In this latest survey, Republicans back Kean 76 – 8 percent, while Democrats back Menendez 76 – 6 percent. Independent voters are split with 37 percent for Kean and 34 percent for Menendez.
Among Menendez voters, 32 percent back him mainly because he did a good job in Congress, with 29 percent who mainly agree with him philosophically and 13 percent who back him mainly because he is New Jersey’s first Hispanic Senator.
Among Kean voters, 32 percent point mainly to philosophical agreement, with 26 percent who like him because they liked his father, former Gov. Thomas Kean, and 18 percent who point to his record in the state Senate.
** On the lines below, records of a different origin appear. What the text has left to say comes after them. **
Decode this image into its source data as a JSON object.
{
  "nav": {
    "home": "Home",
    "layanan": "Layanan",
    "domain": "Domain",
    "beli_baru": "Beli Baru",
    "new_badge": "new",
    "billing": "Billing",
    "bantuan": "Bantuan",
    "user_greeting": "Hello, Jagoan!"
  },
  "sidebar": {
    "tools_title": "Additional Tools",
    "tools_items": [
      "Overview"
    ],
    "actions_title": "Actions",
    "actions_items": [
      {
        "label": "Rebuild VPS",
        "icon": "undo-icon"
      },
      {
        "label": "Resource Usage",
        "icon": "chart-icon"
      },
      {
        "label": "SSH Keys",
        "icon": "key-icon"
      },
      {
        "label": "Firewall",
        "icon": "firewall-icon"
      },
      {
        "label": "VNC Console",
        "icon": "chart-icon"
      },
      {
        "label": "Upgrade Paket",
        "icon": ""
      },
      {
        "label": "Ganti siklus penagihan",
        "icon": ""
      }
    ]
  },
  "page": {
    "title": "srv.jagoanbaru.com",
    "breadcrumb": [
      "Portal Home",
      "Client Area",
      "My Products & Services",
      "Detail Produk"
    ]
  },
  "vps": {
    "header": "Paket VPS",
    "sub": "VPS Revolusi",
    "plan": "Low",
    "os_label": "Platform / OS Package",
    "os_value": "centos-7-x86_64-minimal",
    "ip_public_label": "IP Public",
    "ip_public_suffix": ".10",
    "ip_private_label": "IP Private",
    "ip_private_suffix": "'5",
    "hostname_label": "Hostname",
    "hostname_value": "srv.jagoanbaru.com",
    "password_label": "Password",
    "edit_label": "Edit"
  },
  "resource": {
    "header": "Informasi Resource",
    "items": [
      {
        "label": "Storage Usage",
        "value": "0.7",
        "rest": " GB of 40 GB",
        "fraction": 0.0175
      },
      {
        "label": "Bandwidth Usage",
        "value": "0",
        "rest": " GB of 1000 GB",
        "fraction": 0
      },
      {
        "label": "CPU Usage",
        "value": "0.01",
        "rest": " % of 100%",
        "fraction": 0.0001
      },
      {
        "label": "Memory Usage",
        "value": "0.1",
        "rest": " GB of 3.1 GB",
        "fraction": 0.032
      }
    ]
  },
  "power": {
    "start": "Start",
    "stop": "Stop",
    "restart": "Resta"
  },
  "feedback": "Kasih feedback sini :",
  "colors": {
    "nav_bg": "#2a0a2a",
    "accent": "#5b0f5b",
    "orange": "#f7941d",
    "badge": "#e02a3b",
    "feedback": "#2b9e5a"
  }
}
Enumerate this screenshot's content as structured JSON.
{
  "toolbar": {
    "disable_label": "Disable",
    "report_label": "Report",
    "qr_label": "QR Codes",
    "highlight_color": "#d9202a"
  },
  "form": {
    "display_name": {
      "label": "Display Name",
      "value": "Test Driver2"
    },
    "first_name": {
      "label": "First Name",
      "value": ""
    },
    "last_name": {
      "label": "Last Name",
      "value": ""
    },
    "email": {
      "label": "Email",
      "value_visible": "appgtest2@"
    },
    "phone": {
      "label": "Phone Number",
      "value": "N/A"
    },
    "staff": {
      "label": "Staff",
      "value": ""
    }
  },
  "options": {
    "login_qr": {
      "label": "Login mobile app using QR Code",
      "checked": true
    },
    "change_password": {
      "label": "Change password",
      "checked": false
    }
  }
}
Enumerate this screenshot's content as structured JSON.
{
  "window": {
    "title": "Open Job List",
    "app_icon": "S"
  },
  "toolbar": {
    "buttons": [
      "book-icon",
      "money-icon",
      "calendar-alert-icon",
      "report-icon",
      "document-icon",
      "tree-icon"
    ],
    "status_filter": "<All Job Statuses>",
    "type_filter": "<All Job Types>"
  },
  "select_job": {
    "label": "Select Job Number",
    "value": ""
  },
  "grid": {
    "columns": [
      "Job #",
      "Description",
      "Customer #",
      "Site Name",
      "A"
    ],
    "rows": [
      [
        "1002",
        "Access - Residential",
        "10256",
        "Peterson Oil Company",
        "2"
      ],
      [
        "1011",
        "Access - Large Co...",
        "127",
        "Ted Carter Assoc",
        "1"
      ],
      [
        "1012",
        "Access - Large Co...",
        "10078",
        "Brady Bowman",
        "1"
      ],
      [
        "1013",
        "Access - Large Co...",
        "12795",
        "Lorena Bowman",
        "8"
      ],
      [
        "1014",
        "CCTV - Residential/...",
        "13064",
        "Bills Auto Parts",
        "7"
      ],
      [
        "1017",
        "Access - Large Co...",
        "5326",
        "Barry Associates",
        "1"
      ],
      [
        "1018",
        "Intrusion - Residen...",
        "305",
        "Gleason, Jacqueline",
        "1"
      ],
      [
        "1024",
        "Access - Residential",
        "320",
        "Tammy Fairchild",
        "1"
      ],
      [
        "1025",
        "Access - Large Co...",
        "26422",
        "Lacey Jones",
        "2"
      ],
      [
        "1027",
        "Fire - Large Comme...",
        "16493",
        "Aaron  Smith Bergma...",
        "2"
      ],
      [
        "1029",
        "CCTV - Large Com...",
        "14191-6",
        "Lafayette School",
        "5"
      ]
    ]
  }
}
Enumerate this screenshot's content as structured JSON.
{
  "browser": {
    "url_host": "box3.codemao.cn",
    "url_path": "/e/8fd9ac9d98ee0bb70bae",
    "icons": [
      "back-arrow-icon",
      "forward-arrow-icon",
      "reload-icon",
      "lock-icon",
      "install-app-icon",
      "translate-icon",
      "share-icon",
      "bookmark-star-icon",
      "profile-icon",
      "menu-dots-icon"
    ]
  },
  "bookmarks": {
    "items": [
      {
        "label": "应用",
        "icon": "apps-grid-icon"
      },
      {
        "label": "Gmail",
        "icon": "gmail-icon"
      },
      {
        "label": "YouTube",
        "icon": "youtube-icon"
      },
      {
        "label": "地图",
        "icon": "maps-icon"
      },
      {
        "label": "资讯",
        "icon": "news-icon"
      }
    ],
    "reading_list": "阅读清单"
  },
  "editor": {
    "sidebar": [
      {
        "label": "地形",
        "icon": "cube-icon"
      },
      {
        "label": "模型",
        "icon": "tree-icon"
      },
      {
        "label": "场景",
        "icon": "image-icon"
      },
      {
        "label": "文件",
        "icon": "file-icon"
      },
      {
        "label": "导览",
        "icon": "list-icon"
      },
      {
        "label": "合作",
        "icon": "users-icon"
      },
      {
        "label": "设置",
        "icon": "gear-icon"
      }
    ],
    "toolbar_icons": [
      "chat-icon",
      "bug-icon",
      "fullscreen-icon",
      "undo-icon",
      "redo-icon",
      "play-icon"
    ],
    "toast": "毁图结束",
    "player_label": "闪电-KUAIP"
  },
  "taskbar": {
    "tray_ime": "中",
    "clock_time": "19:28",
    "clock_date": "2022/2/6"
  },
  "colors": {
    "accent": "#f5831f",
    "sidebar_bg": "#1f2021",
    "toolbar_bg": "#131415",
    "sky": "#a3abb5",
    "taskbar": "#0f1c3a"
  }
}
“Sen. Menendez holds a narrow lead in this race only because there are more Democrats than Republicans in New Jersey. Significantly, Kean holds a small edge among Independent voters who often swing the balance in New Jersey elections, ” said Clay F. Richards, assistant director of the Quinnipiac University Polling Institute.
“It is significant that a quarter of Sen. Kean's supporters are voting for the son because they like the father. That could be a weakness for Kean as he becomes better known on his own by the voters,” Richards added. “Sen. Menendez, on the other hand, has the added benefit of loyal supporters who back him as the state's first Hispanic Senator.”
President Bush’s approval
New Jersey voters disapprove of the job President George W. Bush is doing 65 – 31 percent, his lowest rating in New Jersey and one of the lowest in any Quinnipiac University poll nationally or in New York, Connecticut, Florida or Pennsylvania.
Going to war in Iraq was the wrong thing to do, voters say 62 – 33 percent, and disapprove 69 – 27 percent of the president’s handling of the war, also a record low.
Voters also disapprove 53 – 43 percent of the way Bush is handling terrorism. A total of 91 percent of voters are “very concerned” or “somewhat concerned” about terrorism in New Jersey.
“Democrats in New Jersey drag the President's approval rating down to an historic low. His handling of the Iraq war explains some of the low voter support,” Richards said.
Among New Jersey Democrats, 48 percent would like to see New York Sen. Hillary Clinton nominated for president in 2008, followed by 15 percent for Massachusetts Sen. John Kerry and 10 percent each for former North Carolina Sen. John Edwards and Delaware Sen. Joseph Biden.
Former New York City Mayor Rudolph Giuliani is the ’08 presidential choice of 57 percent of Republicans, followed by Arizona Sen. John McCain with 25 percent.
In a possible presidential matchup in New Jersey, Giuliani beats Clinton 53 – 39 percent and Sen. McCain tops Clinton 54 - 39 percent.
From March 8 - 14, Quinnipiac University surveyed 1,147 registered voters with a margin of error of +/- 2.9 percentage points. The survey includes 380 Republicans with a margin of error of +/- 5 percentage points and 416 Democrats with a margin of error of +/- 4.8 percentage points.